by Larry Stillman
contributions by Morris Goldner
University of Wisconsin Press, 2003
eISBN: 978-0-299-19393-5 | Cloth: 978-0-299-19390-4 | Paper: 978-0-299-19394-2
Library of Congress Classification DS135.P63G665 2003
Dewey Decimal Classification 940.5318092

ABOUT THIS BOOK | AUTHOR BIOGRAPHY | REVIEWS | TOC | REQUEST ACCESSIBLE FILE
ABOUT THIS BOOK

    When Moniek (Morris) Goldner and his family were uprooted from their Polish farming village during a German action, the child-sized sixteen-year-old fled into the forests. He eventually met up with his father, who had also escaped, and together they managed to survive until a former friend betrayed the pair.

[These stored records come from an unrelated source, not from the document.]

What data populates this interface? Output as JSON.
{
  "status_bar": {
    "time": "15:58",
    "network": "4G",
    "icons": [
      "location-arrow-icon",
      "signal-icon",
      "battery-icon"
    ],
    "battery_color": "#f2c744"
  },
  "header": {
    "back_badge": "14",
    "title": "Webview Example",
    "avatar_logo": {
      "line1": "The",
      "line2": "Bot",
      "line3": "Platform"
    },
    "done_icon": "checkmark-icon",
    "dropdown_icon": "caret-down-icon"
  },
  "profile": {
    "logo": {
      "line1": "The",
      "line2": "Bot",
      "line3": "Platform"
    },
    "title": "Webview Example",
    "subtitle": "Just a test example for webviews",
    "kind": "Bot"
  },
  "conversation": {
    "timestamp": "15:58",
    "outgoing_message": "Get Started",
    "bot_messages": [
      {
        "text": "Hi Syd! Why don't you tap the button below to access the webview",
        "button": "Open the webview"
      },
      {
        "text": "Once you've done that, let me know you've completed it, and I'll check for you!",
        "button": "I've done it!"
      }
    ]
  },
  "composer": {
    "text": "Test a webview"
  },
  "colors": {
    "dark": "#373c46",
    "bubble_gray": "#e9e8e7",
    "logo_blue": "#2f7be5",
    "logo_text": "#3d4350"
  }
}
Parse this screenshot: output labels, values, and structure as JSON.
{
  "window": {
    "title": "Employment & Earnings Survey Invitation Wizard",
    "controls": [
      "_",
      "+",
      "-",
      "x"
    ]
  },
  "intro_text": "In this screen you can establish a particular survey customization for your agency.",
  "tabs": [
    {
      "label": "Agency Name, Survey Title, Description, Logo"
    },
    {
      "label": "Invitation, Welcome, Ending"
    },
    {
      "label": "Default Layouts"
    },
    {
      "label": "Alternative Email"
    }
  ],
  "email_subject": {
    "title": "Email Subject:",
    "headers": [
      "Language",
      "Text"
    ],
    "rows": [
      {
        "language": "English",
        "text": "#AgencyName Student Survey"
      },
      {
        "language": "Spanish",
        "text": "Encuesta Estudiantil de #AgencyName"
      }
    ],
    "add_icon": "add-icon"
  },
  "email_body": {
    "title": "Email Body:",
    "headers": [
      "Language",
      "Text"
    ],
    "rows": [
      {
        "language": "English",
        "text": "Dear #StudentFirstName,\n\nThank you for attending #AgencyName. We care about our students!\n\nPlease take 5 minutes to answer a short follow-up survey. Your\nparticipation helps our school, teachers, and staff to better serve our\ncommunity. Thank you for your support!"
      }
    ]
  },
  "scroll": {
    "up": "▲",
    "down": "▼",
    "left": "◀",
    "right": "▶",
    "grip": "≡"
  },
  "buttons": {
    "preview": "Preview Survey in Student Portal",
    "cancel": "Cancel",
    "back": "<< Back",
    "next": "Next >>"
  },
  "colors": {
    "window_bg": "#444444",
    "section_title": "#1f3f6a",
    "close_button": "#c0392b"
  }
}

Wounded and left for dead beneath his father’s murdered body, Goldner was rescued by the enigmatic outlaw Jan Kopec, who was also in hiding, looking for ways to profit from his criminal expertise.
    For eighteen months Kopec hid the boy with him, moving from one area to another, often staying in hideouts he had fashioned years earlier. At first Kopec trained Goldner simply to serve as his accomplice in robberies and black market activities. But before long he pushed the training to a whole new level, making it possible for him to sell Goldner’s services to a shadowy resistance group which was becoming interested in the daring young saboteur.
    And through it all, these two disparate personalities—the quiet, small-framed boy and the stocky, callous mercenary—forged an remarkable friendship and co-dependency born of need and desperation in a hellish time and place.

Nearby on shelf for History of Asia / Israel (Palestine). The Jews / Jews outside of Palestine: